== TASK PROMPT ==
Lines containing the word "广告配音器" are the ones to copy from the records below.

══════

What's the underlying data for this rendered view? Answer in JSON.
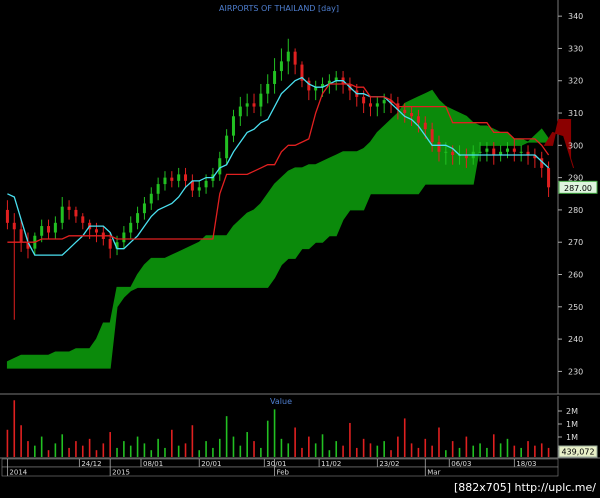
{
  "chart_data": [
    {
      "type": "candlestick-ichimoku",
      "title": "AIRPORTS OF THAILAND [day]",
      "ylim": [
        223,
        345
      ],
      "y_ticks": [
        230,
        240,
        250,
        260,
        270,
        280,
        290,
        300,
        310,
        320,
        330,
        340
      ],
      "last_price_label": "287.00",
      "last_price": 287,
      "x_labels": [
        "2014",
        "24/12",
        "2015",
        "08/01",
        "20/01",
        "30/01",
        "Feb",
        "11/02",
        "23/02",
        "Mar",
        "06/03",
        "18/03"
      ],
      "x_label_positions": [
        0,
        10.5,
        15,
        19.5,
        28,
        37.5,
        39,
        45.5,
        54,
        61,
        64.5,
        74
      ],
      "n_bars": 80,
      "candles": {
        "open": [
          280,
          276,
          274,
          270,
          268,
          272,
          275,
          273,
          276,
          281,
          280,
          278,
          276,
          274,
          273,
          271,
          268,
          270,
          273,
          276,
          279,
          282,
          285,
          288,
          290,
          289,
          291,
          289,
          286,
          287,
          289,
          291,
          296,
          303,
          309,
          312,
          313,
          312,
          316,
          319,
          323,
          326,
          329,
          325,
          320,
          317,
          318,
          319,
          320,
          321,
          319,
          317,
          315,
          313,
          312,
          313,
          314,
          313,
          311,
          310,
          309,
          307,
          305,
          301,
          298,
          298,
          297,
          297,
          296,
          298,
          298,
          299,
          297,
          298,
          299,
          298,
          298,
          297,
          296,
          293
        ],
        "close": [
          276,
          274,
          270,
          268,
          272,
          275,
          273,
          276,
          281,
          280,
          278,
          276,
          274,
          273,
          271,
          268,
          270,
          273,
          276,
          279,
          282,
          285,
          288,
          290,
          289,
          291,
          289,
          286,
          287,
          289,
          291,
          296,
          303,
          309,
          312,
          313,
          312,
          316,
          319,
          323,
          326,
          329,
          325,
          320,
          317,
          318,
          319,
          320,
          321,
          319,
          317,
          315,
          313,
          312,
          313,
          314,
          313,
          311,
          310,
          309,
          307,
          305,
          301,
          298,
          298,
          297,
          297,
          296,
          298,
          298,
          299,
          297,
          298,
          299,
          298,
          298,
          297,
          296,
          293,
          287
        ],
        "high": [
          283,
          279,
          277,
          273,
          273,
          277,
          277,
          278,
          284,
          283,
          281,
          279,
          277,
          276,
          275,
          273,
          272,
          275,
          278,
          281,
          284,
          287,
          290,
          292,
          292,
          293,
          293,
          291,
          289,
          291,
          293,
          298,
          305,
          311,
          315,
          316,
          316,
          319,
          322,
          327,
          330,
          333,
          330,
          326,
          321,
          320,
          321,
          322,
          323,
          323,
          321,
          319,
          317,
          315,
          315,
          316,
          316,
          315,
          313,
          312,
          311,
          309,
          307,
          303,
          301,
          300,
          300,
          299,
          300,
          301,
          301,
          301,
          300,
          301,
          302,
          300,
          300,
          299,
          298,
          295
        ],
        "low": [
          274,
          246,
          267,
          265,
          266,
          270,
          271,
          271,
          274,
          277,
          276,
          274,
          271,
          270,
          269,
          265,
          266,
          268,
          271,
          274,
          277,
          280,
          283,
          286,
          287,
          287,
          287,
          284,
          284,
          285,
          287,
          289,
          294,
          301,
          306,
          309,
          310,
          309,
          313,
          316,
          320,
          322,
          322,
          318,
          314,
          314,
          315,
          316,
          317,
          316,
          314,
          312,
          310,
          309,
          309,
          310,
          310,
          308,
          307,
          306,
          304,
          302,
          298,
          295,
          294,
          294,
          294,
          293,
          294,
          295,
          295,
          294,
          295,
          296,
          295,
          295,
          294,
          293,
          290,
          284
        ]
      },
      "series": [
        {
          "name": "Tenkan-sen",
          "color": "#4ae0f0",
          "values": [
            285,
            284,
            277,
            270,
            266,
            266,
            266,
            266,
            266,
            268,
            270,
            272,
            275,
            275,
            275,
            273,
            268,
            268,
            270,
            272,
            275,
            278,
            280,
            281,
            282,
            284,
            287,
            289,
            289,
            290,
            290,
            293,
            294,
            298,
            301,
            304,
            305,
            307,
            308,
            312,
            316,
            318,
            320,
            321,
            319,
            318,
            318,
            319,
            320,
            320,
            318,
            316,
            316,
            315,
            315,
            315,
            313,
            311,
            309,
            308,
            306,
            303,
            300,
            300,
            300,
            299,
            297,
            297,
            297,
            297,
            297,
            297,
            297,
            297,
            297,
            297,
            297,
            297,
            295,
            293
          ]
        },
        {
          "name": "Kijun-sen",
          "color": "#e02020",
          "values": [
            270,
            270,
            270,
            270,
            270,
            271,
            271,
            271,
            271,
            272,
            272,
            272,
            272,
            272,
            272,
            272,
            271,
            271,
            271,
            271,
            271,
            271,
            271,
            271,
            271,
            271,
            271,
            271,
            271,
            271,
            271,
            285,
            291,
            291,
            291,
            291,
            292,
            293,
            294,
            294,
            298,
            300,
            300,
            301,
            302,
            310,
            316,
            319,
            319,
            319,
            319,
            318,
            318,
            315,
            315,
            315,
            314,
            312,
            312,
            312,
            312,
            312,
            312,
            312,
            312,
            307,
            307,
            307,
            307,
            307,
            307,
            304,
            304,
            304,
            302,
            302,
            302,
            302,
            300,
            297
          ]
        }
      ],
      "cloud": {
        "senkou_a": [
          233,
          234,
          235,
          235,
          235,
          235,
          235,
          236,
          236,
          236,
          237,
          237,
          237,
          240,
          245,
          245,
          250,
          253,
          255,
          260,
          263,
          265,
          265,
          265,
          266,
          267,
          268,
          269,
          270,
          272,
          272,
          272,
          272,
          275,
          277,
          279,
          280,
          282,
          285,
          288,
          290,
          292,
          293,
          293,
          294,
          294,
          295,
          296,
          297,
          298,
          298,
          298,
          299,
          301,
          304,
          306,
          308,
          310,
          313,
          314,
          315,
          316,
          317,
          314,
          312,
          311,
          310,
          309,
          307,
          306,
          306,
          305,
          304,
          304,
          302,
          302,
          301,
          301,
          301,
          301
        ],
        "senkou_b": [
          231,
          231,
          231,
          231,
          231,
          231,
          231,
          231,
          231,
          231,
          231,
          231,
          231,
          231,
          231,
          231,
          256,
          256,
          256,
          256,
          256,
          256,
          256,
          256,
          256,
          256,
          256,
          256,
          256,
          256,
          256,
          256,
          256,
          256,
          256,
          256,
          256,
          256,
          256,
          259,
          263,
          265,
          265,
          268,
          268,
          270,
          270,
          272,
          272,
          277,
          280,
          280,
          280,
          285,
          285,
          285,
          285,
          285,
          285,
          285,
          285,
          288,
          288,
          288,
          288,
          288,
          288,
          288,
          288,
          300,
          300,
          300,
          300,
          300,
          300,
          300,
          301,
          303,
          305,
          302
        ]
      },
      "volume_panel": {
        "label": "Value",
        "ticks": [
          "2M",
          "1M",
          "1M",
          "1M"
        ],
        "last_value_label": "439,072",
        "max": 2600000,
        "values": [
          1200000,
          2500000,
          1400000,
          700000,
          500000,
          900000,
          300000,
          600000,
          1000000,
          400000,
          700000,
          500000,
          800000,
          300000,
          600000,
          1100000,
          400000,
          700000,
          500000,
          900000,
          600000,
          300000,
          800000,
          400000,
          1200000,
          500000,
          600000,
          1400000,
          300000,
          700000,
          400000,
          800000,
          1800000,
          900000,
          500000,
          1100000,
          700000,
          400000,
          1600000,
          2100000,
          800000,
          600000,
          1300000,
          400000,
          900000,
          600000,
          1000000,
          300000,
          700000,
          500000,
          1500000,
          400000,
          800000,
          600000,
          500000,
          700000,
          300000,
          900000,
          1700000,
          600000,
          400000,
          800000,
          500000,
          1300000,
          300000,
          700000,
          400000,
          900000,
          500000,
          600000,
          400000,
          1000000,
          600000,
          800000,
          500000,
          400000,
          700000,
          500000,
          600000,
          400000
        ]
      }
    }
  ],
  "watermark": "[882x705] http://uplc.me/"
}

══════

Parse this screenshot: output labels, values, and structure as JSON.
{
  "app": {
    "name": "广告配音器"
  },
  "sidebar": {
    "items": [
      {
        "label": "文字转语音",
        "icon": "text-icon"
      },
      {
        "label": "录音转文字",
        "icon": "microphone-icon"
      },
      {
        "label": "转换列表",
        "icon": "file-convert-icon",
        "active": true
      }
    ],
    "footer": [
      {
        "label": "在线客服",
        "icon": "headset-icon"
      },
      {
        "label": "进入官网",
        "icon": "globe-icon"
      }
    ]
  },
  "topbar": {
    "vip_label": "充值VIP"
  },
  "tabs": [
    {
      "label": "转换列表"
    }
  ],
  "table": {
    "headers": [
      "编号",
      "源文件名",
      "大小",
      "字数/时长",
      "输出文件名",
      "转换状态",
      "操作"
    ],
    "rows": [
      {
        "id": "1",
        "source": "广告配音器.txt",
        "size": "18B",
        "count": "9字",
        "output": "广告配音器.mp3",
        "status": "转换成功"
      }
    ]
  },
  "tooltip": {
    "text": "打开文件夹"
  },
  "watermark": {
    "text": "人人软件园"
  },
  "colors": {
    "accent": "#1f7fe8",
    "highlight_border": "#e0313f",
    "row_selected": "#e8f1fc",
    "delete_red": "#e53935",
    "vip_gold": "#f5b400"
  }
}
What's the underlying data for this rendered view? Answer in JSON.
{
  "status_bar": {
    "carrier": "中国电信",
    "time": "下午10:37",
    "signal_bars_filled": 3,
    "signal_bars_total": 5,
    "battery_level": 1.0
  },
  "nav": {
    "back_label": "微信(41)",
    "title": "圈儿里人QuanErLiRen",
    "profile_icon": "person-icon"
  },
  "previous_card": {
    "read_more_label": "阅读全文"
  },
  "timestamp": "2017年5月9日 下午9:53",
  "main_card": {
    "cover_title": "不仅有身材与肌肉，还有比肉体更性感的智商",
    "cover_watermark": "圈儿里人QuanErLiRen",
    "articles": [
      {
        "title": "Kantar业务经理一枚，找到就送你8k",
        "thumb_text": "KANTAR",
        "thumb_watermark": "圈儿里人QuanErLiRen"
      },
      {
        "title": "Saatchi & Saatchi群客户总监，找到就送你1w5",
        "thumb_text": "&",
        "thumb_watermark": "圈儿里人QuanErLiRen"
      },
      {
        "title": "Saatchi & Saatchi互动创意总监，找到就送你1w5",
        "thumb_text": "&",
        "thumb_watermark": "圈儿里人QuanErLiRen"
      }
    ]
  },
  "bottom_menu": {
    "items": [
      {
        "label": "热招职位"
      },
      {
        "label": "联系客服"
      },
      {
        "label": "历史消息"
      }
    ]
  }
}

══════

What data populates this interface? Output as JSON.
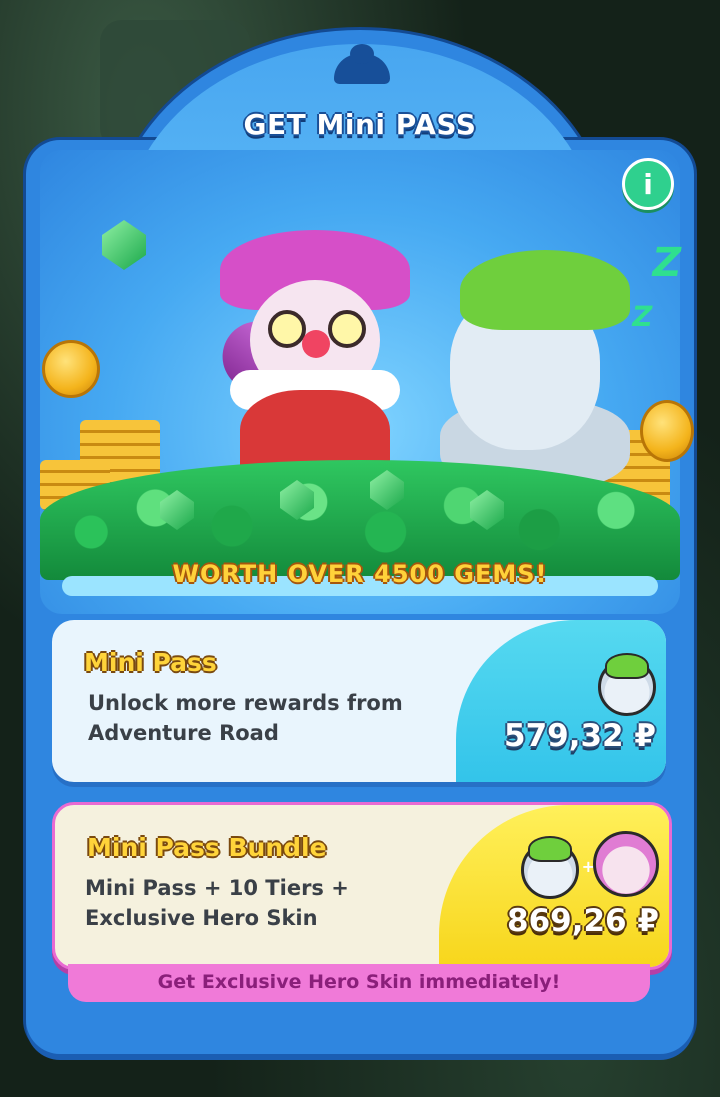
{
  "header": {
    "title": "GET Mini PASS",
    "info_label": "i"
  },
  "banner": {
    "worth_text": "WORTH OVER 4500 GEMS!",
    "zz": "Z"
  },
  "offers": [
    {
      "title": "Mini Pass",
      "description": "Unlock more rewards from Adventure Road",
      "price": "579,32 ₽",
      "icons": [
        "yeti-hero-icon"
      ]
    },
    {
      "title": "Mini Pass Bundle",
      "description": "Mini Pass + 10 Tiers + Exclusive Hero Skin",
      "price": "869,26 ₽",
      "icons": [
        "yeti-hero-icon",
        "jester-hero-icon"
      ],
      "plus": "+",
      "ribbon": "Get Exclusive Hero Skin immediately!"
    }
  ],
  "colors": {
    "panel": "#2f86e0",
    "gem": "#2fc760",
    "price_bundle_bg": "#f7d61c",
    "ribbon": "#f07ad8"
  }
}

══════

== ANSWER FOR THIS EXERCISE ==
    "name": "广告配音器"
        "source": "广告配音器.txt",
        "output": "广告配音器.mp3",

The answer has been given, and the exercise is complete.